The Student Supreme Court dropped charges against six campaigns that were temporarily suspended Friday.
Chief Justice Nailah Rogers, who is the only individual allowed on the court to make public statements on the rulings, could not be reached for comment.
The Electoral Commission suspended the campaigns of SGA candidates for holding motor parades on the Set. The candidates included SGA President and Vice President hopefuls, Andre Hammel and Tisa Holley, both Mr. FAMU candidates, Jermaine Jack and Marion Slaton, Talitha Coverson, a candidate for Miss FAMU, senior attendant hopeful Niela Fields and Brooke Smith, a junior attendant candidate.
“They exhibited blatant disregard of electoral rules,” said Justin McDowell, a precinct supervisor.
All candidates were charged with major violations, which include any violations that affect the outcome of an election, repeated minor violations or blatant disregard of the Electoral Codes.
The Supreme Court, with both the Electoral Commission and the defendants pleading their cases, individually heard each case. For each case, the Electoral Commission argued that the candidates violated university policy by having parades on the Set. Commission officials said that by driving through the vehicle-restricted area, certain candidates were soliciting votes illegally.
“The Set was an unapproved location and unfair leverage over other candidates,” said Electoral Commissioner Tiffany Finch.
The commission added that the parades were health hazards and violated traffic laws by causing congestion on streets.
“If someone were to get hurt, we would have a grave situation on our hands,” McDowell said.
However, some campaign team members said that was not their intent.
“We had to drive slowly because we were driving rented Chevys and had documentation to drive through the Set,” said Aaron Berry, representing Hammel and Holley. “We used an original idea to draw attention to our campaign.”
Several others echoed the same message.
“We were given approval for the event in October 2001. If any rules were changed, we weren’t given proper notification,” said Aziza Bowser, representing Jack.
Coverson said the Electoral Commission failed to provide either her or the other candidates involved with tangible documents explaining their allegations.
Coverson presented the court with a signed written statement by Officer Berlendah Gadson stating that she gave her permission to drive through the Set without any incurred

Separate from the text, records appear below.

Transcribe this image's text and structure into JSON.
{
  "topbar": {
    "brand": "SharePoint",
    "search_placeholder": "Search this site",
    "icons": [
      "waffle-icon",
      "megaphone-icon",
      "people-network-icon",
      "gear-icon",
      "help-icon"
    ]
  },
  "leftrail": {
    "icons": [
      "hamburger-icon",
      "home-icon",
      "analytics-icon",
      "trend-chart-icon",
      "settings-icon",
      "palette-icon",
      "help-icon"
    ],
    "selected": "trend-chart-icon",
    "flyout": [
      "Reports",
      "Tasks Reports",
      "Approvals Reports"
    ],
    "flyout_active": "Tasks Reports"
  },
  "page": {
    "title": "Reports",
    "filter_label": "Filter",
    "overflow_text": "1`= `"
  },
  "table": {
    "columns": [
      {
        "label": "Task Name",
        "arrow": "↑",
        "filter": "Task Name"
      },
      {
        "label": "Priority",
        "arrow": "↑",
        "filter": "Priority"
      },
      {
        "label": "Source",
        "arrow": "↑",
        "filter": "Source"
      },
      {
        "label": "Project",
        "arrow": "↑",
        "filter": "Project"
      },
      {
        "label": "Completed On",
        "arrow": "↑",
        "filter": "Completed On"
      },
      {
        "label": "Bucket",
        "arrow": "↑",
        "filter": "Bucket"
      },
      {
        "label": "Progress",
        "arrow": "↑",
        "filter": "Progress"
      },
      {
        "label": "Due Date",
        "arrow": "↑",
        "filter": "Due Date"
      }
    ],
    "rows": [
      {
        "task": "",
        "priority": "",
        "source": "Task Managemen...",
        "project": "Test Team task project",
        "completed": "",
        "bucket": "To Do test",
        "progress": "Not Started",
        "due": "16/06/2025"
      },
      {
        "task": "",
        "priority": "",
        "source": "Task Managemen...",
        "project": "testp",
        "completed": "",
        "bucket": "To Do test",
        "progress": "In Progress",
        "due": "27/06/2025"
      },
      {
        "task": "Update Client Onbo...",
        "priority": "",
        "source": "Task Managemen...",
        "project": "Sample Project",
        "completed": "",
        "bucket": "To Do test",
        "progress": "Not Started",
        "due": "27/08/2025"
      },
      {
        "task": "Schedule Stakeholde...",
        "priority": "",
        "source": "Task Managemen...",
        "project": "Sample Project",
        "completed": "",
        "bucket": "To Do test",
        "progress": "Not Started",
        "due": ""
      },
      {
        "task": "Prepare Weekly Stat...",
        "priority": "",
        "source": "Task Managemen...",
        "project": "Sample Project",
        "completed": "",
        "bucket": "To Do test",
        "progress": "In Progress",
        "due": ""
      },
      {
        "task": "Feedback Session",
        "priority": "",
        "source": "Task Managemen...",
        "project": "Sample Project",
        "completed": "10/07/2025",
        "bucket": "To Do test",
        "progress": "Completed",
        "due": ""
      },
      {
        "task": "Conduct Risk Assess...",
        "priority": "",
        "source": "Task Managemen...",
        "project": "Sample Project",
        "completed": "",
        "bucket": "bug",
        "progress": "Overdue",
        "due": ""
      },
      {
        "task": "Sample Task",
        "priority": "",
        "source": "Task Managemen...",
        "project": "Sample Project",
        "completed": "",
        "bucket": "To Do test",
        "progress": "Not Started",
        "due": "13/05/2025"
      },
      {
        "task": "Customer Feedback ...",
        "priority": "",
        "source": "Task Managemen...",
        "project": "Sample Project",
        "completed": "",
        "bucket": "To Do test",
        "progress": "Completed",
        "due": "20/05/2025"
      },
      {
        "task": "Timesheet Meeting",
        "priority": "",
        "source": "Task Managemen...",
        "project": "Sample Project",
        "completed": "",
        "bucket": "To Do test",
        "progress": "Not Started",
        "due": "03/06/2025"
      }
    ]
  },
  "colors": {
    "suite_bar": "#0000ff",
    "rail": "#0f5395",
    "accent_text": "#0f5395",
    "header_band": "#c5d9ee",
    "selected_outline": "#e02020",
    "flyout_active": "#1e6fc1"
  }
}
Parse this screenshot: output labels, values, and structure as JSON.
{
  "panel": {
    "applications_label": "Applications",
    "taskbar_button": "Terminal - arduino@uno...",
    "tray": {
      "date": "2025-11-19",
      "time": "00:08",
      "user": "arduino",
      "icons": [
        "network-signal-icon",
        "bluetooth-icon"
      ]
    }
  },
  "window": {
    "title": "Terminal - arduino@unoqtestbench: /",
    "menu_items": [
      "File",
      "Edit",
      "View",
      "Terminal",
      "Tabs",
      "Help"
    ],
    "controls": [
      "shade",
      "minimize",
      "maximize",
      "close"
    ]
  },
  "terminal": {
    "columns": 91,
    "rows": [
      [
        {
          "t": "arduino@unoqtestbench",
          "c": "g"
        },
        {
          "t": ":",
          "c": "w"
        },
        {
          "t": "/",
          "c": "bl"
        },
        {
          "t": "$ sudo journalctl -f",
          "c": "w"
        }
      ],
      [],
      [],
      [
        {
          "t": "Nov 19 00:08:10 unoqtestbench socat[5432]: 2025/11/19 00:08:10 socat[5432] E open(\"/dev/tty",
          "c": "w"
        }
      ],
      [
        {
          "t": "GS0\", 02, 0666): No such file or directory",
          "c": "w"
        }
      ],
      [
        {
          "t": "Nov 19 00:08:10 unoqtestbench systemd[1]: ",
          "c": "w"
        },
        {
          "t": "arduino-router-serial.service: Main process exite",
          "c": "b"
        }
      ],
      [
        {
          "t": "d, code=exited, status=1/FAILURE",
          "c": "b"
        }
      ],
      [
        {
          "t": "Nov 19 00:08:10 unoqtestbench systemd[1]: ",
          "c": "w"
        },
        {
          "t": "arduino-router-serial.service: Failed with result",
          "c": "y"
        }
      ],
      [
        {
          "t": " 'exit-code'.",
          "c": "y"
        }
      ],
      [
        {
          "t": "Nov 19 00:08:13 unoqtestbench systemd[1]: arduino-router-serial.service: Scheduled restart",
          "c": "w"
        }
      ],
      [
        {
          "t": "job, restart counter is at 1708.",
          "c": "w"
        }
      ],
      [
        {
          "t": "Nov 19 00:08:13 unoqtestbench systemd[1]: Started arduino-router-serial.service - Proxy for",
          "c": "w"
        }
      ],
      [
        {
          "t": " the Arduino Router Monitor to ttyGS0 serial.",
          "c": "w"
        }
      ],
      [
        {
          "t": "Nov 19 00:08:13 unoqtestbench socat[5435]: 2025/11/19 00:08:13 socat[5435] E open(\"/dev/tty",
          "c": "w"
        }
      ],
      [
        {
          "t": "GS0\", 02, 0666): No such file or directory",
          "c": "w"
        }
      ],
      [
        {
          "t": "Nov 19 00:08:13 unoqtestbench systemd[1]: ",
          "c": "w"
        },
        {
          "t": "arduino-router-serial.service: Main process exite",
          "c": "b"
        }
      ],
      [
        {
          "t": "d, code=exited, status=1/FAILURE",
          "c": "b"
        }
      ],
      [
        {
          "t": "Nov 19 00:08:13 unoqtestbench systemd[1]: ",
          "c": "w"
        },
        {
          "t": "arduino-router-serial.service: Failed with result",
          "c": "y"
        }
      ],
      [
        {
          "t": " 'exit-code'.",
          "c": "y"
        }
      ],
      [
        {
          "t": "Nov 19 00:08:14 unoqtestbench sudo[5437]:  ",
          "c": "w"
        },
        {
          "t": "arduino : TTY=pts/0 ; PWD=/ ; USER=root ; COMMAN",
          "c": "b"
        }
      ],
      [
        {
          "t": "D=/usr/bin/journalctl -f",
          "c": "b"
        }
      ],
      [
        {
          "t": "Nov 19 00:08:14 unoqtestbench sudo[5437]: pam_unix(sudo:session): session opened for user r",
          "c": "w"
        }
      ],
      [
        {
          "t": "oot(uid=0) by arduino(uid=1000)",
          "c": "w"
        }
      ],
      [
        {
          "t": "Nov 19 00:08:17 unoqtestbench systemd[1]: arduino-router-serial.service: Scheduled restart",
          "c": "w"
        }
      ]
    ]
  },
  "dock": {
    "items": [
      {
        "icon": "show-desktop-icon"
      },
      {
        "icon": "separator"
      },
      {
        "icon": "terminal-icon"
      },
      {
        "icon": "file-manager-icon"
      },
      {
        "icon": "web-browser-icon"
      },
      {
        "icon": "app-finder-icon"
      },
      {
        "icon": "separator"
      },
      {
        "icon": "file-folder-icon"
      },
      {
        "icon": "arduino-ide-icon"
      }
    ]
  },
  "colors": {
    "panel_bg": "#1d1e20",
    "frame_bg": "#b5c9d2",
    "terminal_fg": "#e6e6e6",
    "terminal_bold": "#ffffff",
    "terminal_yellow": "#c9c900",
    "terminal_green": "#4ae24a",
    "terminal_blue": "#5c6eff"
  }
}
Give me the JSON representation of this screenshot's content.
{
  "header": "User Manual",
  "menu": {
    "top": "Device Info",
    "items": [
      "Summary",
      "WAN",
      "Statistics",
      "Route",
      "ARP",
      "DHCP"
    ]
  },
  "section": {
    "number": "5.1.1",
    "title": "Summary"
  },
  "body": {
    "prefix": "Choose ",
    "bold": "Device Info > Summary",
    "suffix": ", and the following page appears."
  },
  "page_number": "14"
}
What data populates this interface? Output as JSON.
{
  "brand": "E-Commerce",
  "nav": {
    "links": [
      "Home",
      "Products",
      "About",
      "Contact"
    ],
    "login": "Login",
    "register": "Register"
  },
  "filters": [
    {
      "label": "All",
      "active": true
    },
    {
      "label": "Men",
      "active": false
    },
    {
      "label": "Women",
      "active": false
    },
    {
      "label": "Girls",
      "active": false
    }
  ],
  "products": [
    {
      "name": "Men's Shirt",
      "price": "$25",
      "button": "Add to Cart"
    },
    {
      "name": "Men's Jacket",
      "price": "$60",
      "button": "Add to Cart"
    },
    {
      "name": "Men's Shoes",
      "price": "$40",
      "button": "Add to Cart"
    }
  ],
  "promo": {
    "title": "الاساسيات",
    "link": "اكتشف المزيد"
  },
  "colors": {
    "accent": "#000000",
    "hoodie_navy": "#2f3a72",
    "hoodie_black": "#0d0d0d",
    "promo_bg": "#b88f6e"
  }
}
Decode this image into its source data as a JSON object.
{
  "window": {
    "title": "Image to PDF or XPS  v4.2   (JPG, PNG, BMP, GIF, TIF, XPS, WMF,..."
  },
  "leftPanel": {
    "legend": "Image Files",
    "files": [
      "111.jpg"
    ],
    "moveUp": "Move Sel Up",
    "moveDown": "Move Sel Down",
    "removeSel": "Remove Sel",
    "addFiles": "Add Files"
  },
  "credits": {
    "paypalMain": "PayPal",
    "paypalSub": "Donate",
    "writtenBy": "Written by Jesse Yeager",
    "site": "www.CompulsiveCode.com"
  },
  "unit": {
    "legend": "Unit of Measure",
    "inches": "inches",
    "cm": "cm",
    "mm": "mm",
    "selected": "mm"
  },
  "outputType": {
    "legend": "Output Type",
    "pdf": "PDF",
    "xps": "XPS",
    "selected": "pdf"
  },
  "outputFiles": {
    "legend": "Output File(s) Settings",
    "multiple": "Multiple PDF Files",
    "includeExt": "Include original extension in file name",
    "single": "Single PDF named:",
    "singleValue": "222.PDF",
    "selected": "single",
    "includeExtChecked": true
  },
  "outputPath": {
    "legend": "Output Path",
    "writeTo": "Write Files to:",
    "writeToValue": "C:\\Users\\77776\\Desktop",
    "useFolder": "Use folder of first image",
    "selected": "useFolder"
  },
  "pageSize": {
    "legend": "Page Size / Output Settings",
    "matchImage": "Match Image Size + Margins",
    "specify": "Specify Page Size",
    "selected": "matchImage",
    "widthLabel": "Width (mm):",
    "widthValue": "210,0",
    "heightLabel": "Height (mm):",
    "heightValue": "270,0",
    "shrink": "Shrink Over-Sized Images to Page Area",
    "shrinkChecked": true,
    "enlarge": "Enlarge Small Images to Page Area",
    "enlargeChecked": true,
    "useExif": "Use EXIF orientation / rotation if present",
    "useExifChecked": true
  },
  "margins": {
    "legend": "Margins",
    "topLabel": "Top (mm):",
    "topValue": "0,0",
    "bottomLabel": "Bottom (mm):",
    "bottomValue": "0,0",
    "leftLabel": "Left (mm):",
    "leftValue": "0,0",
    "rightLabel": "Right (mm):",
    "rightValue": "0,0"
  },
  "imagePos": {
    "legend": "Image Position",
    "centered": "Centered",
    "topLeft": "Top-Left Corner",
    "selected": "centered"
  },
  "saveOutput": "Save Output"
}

penalty and reminded the commission of the hierarchy of orders.
“As a student of Florida A&M University, I am obligated to follow the rules stated in the Student Constitution, the FANG and the Electoral Codes.
However, the laws of state supercede the aforementioned regulations,” she said.
The suspension debate centered around whether it was made clear that parades were prohibited. Attayah Ali and Saasha Wheeler, witnesses for Coverson and Smith, respectively, testified that no mention of parades was made at a mandatory candidates’ meeting held Feb. 17. However, commission officials contended that candidates were informed of the stipulation at the meeting.
“I made it very clear that there could be no parades or open-pit grills and that food had to be catered,” said Catherine Jefferson, advisor to the Electoral Commissioner. “I’ve been lied on before. I know what I said, the only mistake was not putting it in writing.”
Currently, the Electoral Codes do not address parades as campaign tactics.
John M. Lee, a senior senator who represented Smith, said Finch overstepped her boundaries by suspending candidates for violating a university policy.
“You can’t change the rules in the middle of the game. Every candidate has to sign a ‘Statement of Agreement’ saying that they will follow the rules submitted by the Electoral Commission, but the only rules submitted were the Electoral Codes, not traffic laws or university policies.
“Even if the candidates violated university policy, only the university can take action against them, not the commissioner,” Lee said.
According to the Election Procedures in Chapter 602 in the Electoral Codes, each member of the commission “shall submit a list of problems, solutions, or possible changes to the Election Code (in Memorandum Form) within two weeks following each Election to the Student Senate Elections and Appointments Committee.”
SGA Attorney General Dawn Pettigrew said that she would make recommendations for a revision of the codes to include a prohibition of parades.
“I want to make sure that it’s clear and in writing,” Pettigrew said.
Pettigrew said she was happy the ordeal was over and candidates could continue campaigning.
“I’m glad it’s over now and I wish everyone the best of luck.”